The slight relaxation of testing requirements follows weekend protests nationwide by citizens fed up with the strict enforcement of anti-virus restrictions that are now entering their fourth year even as the rest of the world has opened up.
This comes despite daily virus infections reaching nearly record high levels.
Shenzhen, a southern technological manufacturing hub, announced on Saturday that commuters are no longer required to present a clean COVID-19 test result to utilize public transportation or to attend pharmacies, parks, or other tourist sites.
Beijing, the capital, announced on Friday that starting on Monday, negative test results will also no longer be necessary for public transportation.
The entrance to places like shopping malls, which have progressively reopened with numerous restaurants and cafés offering takeout, still requires a negative result acquired within the previous 48 hours.
Some Beijing residents have complained about the need because they feel that most public places should not still require COVID-19 examinations, despite the city closing numerous testing locations.
Authorities stated that the “zero-COVID” plan, which aims to isolate every infected person, is still in force despite the relaxing measures.
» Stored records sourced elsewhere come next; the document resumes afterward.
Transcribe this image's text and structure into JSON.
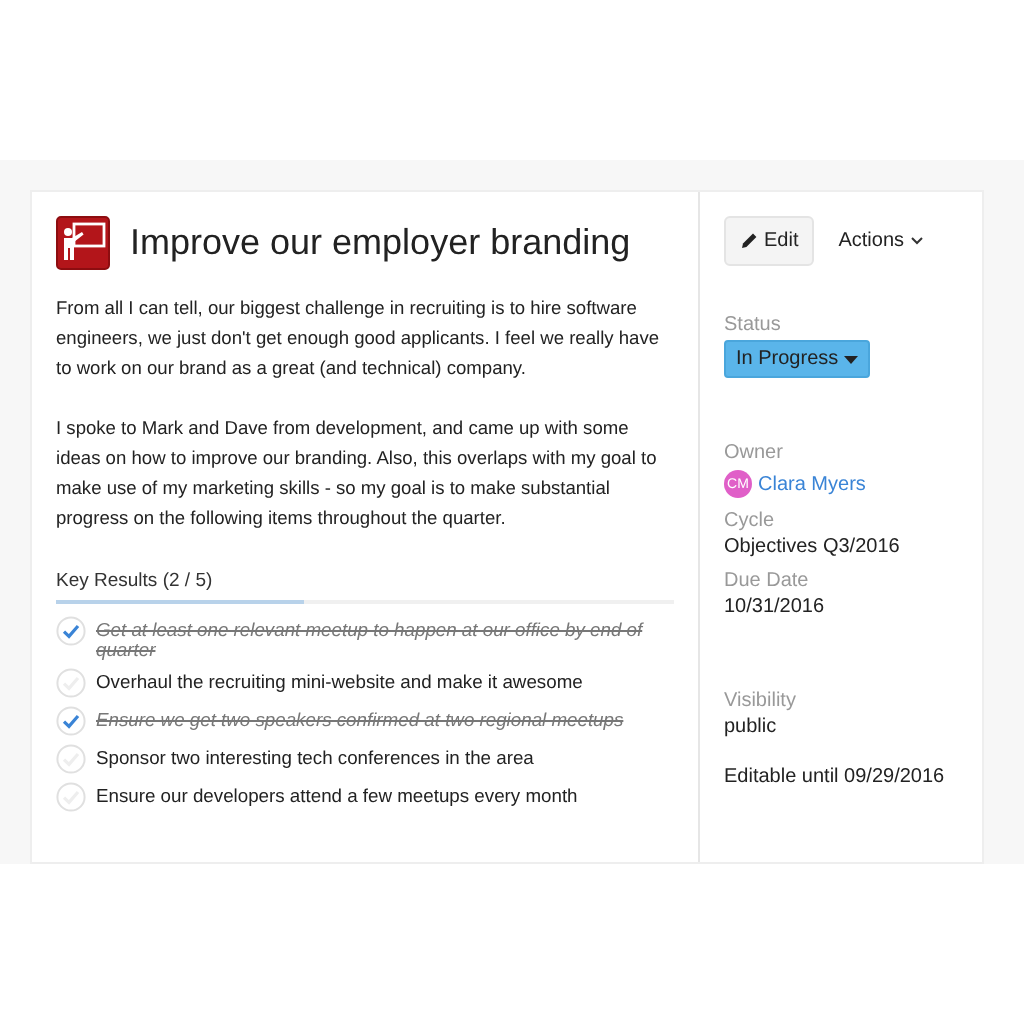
{
  "objective": {
    "title": "Improve our employer branding",
    "paragraphs": [
      "From all I can tell, our biggest challenge in recruiting is to hire software engineers, we just don't get enough good applicants. I feel we really have to work on our brand as a great (and technical) company.",
      "I spoke to Mark and Dave from development, and came up with some ideas on how to improve our branding. Also, this overlaps with my goal to make use of my marketing skills - so my goal is to make substantial progress on the following items throughout the quarter."
    ]
  },
  "key_results": {
    "heading": "Key Results (2 / 5)",
    "level": 0.4,
    "items": [
      {
        "text": "Get at least one relevant meetup to happen at our office by end of quarter",
        "checked": true
      },
      {
        "text": "Overhaul the recruiting mini-website and make it awesome",
        "checked": false
      },
      {
        "text": "Ensure we get two speakers confirmed at two regional meetups",
        "checked": true
      },
      {
        "text": "Sponsor two interesting tech conferences in the area",
        "checked": false
      },
      {
        "text": "Ensure our developers attend a few meetups every month",
        "checked": false
      }
    ]
  },
  "sidebar": {
    "edit_button": "Edit",
    "actions_button": "Actions",
    "status": {
      "label": "Status",
      "value": "In Progress"
    },
    "owner": {
      "label": "Owner",
      "initials": "CM",
      "name": "Clara Myers",
      "color": "#e05fc8"
    },
    "cycle": {
      "label": "Cycle",
      "value": "Objectives Q3/2016"
    },
    "due_date": {
      "label": "Due Date",
      "value": "10/31/2016"
    },
    "visibility": {
      "label": "Visibility",
      "value": "public"
    },
    "editable_until": "Editable until 09/29/2016"
  }
}
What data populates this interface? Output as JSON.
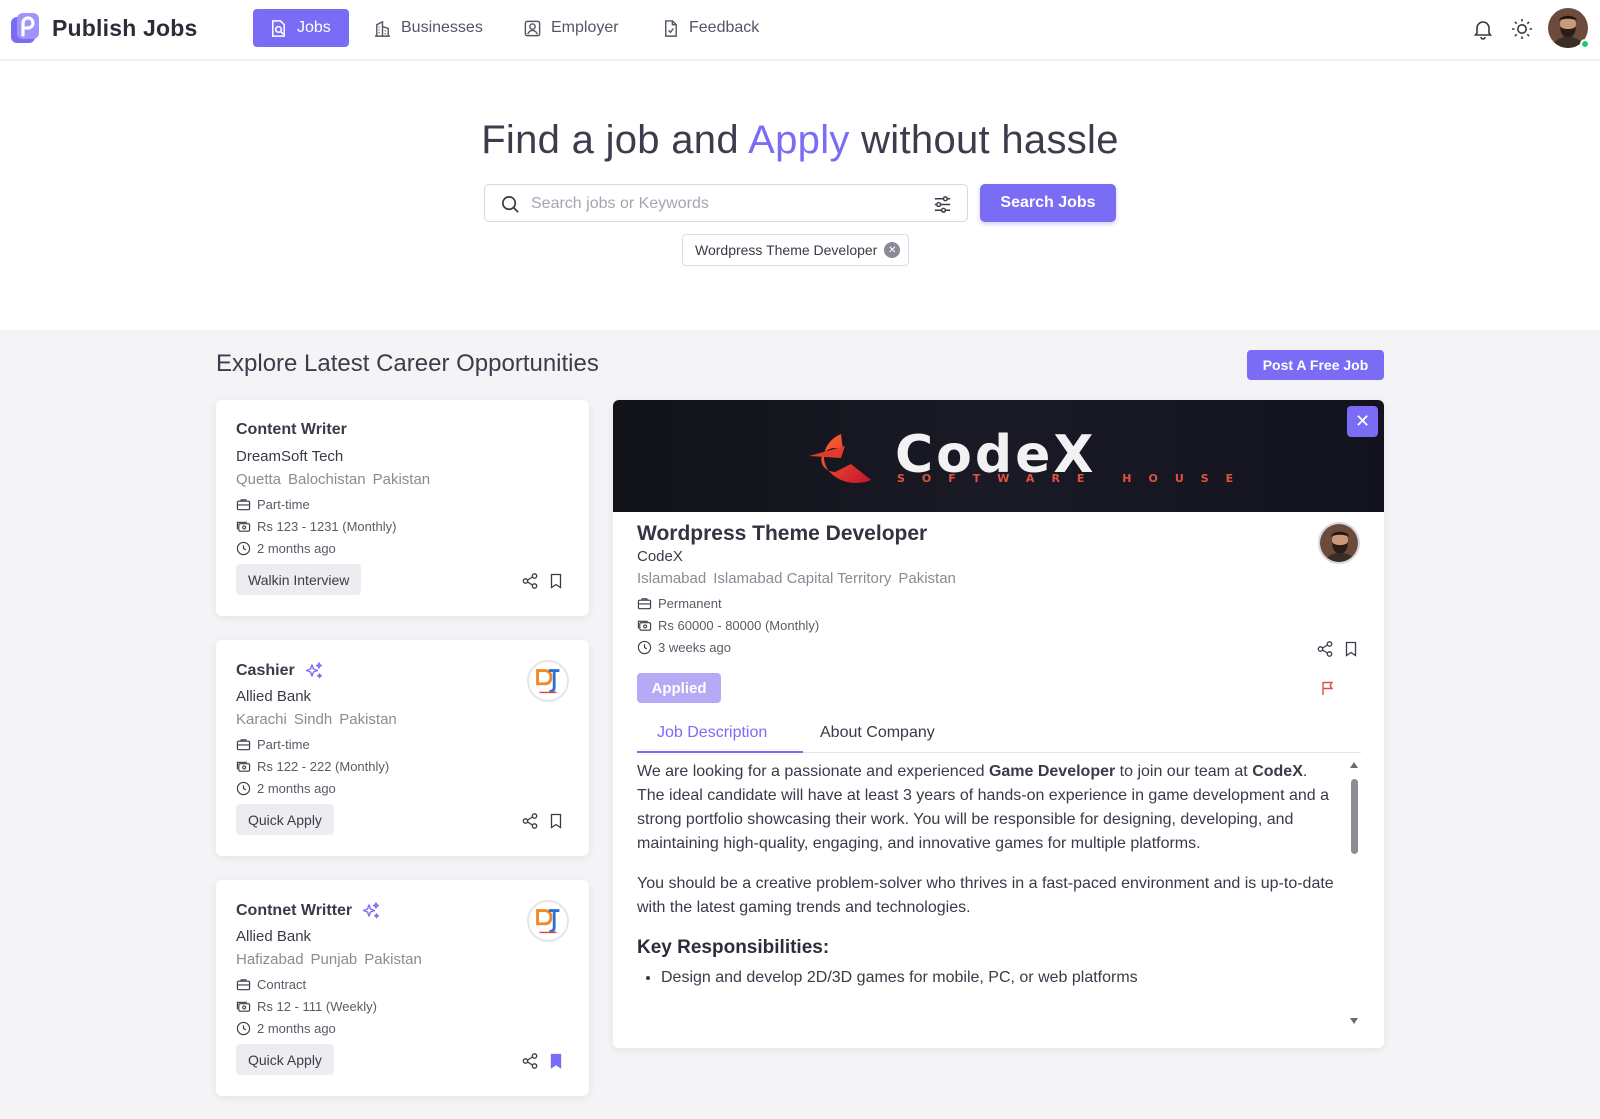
{
  "brand": {
    "name": "Publish Jobs"
  },
  "nav": {
    "items": [
      {
        "label": "Jobs",
        "icon": "job-search-icon",
        "active": true
      },
      {
        "label": "Businesses",
        "icon": "building-icon",
        "active": false
      },
      {
        "label": "Employer",
        "icon": "employer-icon",
        "active": false
      },
      {
        "label": "Feedback",
        "icon": "feedback-icon",
        "active": false
      }
    ],
    "right_icons": [
      "bell-icon",
      "sun-icon",
      "avatar"
    ]
  },
  "hero": {
    "title_before": "Find a job and",
    "title_accent": "Apply",
    "title_after": "without hassle",
    "search_placeholder": "Search jobs or Keywords",
    "search_button": "Search Jobs",
    "active_filter": "Wordpress Theme Developer"
  },
  "section": {
    "title": "Explore Latest Career Opportunities",
    "post_button": "Post A Free Job"
  },
  "jobs": [
    {
      "title": "Content Writer",
      "company": "DreamSoft Tech",
      "location": [
        "Quetta",
        "Balochistan",
        "Pakistan"
      ],
      "type": "Part-time",
      "salary": "Rs 123 - 1231 (Monthly)",
      "posted": "2 months ago",
      "action": "Walkin Interview",
      "featured": false,
      "has_logo": false,
      "bookmarked": false
    },
    {
      "title": "Cashier",
      "company": "Allied Bank",
      "location": [
        "Karachi",
        "Sindh",
        "Pakistan"
      ],
      "type": "Part-time",
      "salary": "Rs 122 - 222 (Monthly)",
      "posted": "2 months ago",
      "action": "Quick Apply",
      "featured": true,
      "has_logo": true,
      "bookmarked": false
    },
    {
      "title": "Contnet Writter",
      "company": "Allied Bank",
      "location": [
        "Hafizabad",
        "Punjab",
        "Pakistan"
      ],
      "type": "Contract",
      "salary": "Rs 12 - 111 (Weekly)",
      "posted": "2 months ago",
      "action": "Quick Apply",
      "featured": true,
      "has_logo": true,
      "bookmarked": true
    }
  ],
  "detail": {
    "banner_logo_text": "CodeX",
    "banner_tagline": "SOFTWARE HOUSE",
    "title": "Wordpress Theme Developer",
    "company": "CodeX",
    "location": [
      "Islamabad",
      "Islamabad Capital Territory",
      "Pakistan"
    ],
    "type": "Permanent",
    "salary": "Rs 60000 - 80000 (Monthly)",
    "posted": "3 weeks ago",
    "status_button": "Applied",
    "tabs": [
      "Job Description",
      "About Company"
    ],
    "description": {
      "p1_a": "We are looking for a passionate and experienced ",
      "p1_b": "Game Developer",
      "p1_c": " to join our team at ",
      "p1_d": "CodeX",
      "p1_e": ". The ideal candidate will have at least 3 years of hands-on experience in game development and a strong portfolio showcasing their work. You will be responsible for designing, developing, and maintaining high-quality, engaging, and innovative games for multiple platforms.",
      "p2": "You should be a creative problem-solver who thrives in a fast-paced environment and is up-to-date with the latest gaming trends and technologies.",
      "heading": "Key Responsibilities:",
      "bullets": [
        "Design and develop 2D/3D games for mobile, PC, or web platforms"
      ]
    }
  },
  "colors": {
    "accent": "#7b6cf6",
    "applied": "#b5aaf6",
    "flag": "#e5484d"
  }
}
Authorities in Beijing stated on Saturday that it is imperative to “unwaveringly continue to undertake standardized social prevention and control measures” due to COVID-19’s rapid proliferation.
The government reported 33,018 household infections in the last 24 hours, 29,085 of which had no symptoms.
China is the only major country that continues to adhere to a “zero-COVID” strategy as the rest of the world has learned to live with the virus.
Since the outbreak began, the approach has resulted in widespread testing and sudden lockdowns around the nation.
Even though the number of infections in China is tiny compared to its population of 1.4 billion, the country requires foreign visitors to stay in quarantine.
After a fire broke out in an apartment building in the northwest Chinese city of Urumqi on November 25, the most significant and widespread rallies in decades broke out. At least ten people were killed in the fire.
That sparked irate online comments about whether locked doors or other anti-virus measures prevented firemen or victims from fleeing.
Authorities refuted that, but the deaths represented the public’s ire.
A relaxing of COVID-19 limits was demanded throughout the country’s many days of protests in places like Shanghai and Beijing.
Some called for the resignation of Chinese President Xi Jinping, an astonishing display of popular discontent in a culture where the ruling Communist Party wields almost complete control.
Health experts and economists anticipate it to remain in place until mid-2023 and possibly into 2024 while millions of older people are immunized in anticipation of lifting controls that keep most visitors out of China, despite Xi’s government’s promises to reduce the cost and disruption of rules.
The government has admitted to making specific errors, mainly due to overzealous personnel, but criticizing their policies might lead to retaliation.
According to local media sources, former NBA star Jeremy Lin, who currently represents a Chinese team, was recently fined 10,000 yuan ($1,400) for disparaging the state of team quarantine facilities.
Dr. Michael Ryan, director of the World Health Organization’s emergency response, stated that the U.N. “It’s incredibly vital that governments listen to their people when the people are in agony,” the agency said about China’s decision to relax some of its coronavirus restrictions.